What are the relationships between photosynthesis, ligth-harvesting, photodamage, and repair?
This position is open to externally funded candidates with a degree in Chemistry, Physics or Computer Science.
Candidates will be required to seek funding through the appropriate external funding bodies.
Background and Aims
Plant light-harvesting is not only highly efficient. However, this efficiency poses a serious problem during periods of high light, leading ultimately to a flooding and delicate photosynthetic machinery and irreversible oxidative damage. The photoinhibition is mitigated by a regulatory mechanism known as Non-Photochemical Quenching (NPQ). Short periods of high light lead to the reversible formation of excitation traps in the antenna of photosystem II (PSII) which capture excess energy and harmlessly dissipate it as heat. Despite decades of experimental study the identity of these traps, their location within the PSII antenna, and the mechanism of their formation/deactivation are still hotly debated.
The Duffy Lab adopts a theoretical approach. using the methods of physical chemistry, quantum mechanics, statistical mechanics and computational modelling. Recently, we published the first 'all-pigment' theoretical model of the major component of the PSII antenna (the light-harvesting protein LHCII). This model gave the first molecular picture of the NPQ mechanism and indicates that the carotenoids (the other photosynthetic pigments) are central to light-harvesting regulation.
Currently, we are aiming towards establishing the fundamental theoretical foundations of light-harvesting regulation and in particular the role of carotenoids. We hoping to attract a talented young PhD student to help create the theoretical, mathematical and computational tools necessary to understand how the regulation of light-harvesting operates as part of a complete photosynthetic system.

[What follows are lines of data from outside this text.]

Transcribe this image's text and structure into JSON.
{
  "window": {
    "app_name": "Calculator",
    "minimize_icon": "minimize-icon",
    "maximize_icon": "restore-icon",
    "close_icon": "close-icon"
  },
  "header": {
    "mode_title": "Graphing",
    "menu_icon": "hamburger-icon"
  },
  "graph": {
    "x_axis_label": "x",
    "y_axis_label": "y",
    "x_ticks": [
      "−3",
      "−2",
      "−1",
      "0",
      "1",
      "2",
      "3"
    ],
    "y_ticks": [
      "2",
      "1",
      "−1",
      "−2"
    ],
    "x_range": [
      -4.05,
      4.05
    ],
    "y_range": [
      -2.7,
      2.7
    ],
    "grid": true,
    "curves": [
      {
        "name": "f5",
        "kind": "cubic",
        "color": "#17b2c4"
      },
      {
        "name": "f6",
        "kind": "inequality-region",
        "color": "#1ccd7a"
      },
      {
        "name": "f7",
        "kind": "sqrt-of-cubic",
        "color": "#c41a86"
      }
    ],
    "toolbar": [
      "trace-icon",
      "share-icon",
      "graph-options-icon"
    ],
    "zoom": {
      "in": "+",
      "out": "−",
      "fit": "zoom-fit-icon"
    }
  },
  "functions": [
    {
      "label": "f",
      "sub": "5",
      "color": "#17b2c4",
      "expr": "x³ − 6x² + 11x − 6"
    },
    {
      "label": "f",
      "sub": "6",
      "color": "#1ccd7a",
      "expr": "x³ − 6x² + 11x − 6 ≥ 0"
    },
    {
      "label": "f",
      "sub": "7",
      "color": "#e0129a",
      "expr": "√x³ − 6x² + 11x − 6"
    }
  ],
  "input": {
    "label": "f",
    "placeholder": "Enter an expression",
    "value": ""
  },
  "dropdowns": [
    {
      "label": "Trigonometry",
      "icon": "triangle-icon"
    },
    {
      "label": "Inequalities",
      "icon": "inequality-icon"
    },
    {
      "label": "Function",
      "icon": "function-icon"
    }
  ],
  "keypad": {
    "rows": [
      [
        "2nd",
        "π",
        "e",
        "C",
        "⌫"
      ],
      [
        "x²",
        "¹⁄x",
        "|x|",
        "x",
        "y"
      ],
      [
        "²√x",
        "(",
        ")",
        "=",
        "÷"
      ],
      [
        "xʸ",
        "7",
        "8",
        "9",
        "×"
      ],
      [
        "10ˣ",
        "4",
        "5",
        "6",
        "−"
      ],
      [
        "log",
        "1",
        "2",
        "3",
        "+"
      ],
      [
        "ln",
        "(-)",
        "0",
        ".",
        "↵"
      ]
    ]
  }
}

In the process we hope to develop novel computational tools that will guide experimental researchers in their efforts to understand the keystone of the biosphere.
Queen Mary University of London
London E1 4NS
Tel: +44 (0)20 7882 8006